• _Task brief_:
Write out the whole listing again so that each line matches the original.

• _Records for this task_:
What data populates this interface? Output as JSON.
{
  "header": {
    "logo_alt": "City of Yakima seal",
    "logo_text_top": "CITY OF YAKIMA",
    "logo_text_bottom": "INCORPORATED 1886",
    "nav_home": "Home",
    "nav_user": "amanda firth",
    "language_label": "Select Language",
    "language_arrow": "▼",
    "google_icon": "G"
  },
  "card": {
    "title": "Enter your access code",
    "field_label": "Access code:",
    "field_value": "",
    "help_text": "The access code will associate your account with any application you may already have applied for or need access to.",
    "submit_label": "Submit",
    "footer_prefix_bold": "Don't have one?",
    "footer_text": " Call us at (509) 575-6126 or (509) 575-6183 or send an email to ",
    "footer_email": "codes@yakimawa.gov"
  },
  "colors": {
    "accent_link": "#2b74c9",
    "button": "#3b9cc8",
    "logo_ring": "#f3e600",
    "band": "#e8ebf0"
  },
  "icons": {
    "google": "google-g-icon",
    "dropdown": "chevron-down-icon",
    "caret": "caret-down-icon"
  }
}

• _Completed exercise_:
What data populates this interface? Output as JSON.
{
  "header": {
    "logo_alt": "City of Yakima seal",
    "logo_text_top": "CITY OF YAKIMA",
    "logo_text_bottom": "INCORPORATED 1886",
    "nav_home": "Home",
    "nav_user": "amanda firth",
    "language_label": "Select Language",
    "language_arrow": "▼",
    "google_icon": "G"
  },
  "card": {
    "title": "Enter your access code",
    "field_label": "Access code:",
    "field_value": "",
    "help_text": "The access code will associate your account with any application you may already have applied for or need access to.",
    "submit_label": "Submit",
    "footer_prefix_bold": "Don't have one?",
    "footer_text": " Call us at (509) 575-6126 or (509) 575-6183 or send an email to ",
    "footer_email": "codes@yakimawa.gov"
  },
  "colors": {
    "accent_link": "#2b74c9",
    "button": "#3b9cc8",
    "logo_ring": "#f3e600",
    "band": "#e8ebf0"
  },
  "icons": {
    "google": "google-g-icon",
    "dropdown": "chevron-down-icon",
    "caret": "caret-down-icon"
  }
}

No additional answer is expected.